The U.S. Army Corps of Engineers’ navigation mission is to provide safe, reliable, efficient and environmentally sustainable waterborne transportation systems (channels, harbors and waterways) for the movement of commerce, national security needs, and recreation.
The Corps operates and maintains 140 navigation projects in the Great Lakes, including Cleveland Harbor.
USACE closely monitored channel conditions in the Cuyahoga River throughout the 2016 dredging season. The channel has had sufficient depths to maintain navigation. This allowed the Corps to appropriately time dredging in the channel and make the most efficient use of available navigation funds.
Recent channel surveys show that the Upper Reach of the Cuyahoga River is experiencing shoaling that could be alleviated by dredging.
Based on sampling and data analysis, the Corps determined that the dredged material from the Upper Reach is safe for placement in Lake Erie. The State of Ohio has refused to agree to allow this disposal option and has requested a more expensive disposal option, involving placement of the material in a confined disposal facility on the banks of the lake.
The Corps will not place dredged material from the Upper Reach of the Cuyahoga Channel into Lake Erie over the State of Ohio’s objections; however, the State has also refused to pay the difference between placing the material in Lake Erie and the more expensive disposal option they prefer.
The Corps’ efforts to get the State of Ohio to fund the difference in cost is in accordance with federal regulation, consistent with how the Corps conducts its dredging activities nationwide and is vitally important to preserve sufficient funding to meet the Nation’s navigation needs.
This matter is subject to an ongoing dispute in federal court between the State of Ohio, the Cleveland-Cuyahoga County Port Authority and the Corps over who should bear the additional costs of the disposal of dredged material.

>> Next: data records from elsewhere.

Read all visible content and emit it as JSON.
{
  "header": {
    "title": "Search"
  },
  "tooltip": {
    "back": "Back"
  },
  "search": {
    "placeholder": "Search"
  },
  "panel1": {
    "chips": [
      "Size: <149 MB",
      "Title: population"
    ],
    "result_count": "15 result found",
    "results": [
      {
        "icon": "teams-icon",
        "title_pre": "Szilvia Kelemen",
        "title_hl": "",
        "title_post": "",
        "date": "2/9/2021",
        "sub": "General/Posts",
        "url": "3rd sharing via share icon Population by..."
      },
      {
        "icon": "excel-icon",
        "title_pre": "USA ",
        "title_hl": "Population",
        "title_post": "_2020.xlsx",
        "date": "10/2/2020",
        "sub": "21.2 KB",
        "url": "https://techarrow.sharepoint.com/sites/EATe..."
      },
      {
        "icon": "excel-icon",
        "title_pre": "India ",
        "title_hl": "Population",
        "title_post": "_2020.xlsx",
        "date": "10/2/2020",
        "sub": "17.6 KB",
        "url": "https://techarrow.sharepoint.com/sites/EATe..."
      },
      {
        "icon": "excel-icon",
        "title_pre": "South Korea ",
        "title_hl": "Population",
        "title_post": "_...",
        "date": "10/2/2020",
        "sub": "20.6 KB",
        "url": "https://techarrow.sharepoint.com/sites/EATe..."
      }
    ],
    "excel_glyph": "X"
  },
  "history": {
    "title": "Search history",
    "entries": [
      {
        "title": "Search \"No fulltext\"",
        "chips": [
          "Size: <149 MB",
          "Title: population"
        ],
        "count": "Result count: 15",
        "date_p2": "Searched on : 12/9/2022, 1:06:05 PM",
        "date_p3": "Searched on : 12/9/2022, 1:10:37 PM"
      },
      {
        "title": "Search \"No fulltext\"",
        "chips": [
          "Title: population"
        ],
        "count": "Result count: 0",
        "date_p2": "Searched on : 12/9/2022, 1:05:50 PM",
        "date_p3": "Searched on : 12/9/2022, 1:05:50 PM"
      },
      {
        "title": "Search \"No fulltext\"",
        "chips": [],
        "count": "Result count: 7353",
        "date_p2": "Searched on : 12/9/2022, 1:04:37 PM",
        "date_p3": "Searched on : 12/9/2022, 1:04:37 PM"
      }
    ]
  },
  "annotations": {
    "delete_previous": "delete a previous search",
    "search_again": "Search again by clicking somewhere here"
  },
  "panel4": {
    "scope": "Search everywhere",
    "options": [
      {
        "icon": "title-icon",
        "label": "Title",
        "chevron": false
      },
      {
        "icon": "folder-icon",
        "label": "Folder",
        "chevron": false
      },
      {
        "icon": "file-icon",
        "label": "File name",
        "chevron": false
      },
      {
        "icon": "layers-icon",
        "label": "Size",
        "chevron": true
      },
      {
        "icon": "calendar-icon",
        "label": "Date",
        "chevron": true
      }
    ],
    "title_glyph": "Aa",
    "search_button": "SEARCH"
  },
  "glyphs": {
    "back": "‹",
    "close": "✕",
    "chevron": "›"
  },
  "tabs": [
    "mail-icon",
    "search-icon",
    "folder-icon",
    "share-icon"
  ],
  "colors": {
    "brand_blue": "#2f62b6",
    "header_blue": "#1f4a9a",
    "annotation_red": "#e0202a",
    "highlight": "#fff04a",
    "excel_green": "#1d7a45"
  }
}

After repeated efforts by the Corps to obtain a voluntary agreement among the parties, the Corps has told the court that the Corps is willing to voluntarily agree to award the contract to dredge the disputed Upper Reach of Cleveland Harbor and will advance the funds needed to dispose of the sediment in a confined disposal facility, provided that there is adequate assurance that the Corps will be reimbursed if it is ultimately successful on the merits of this case.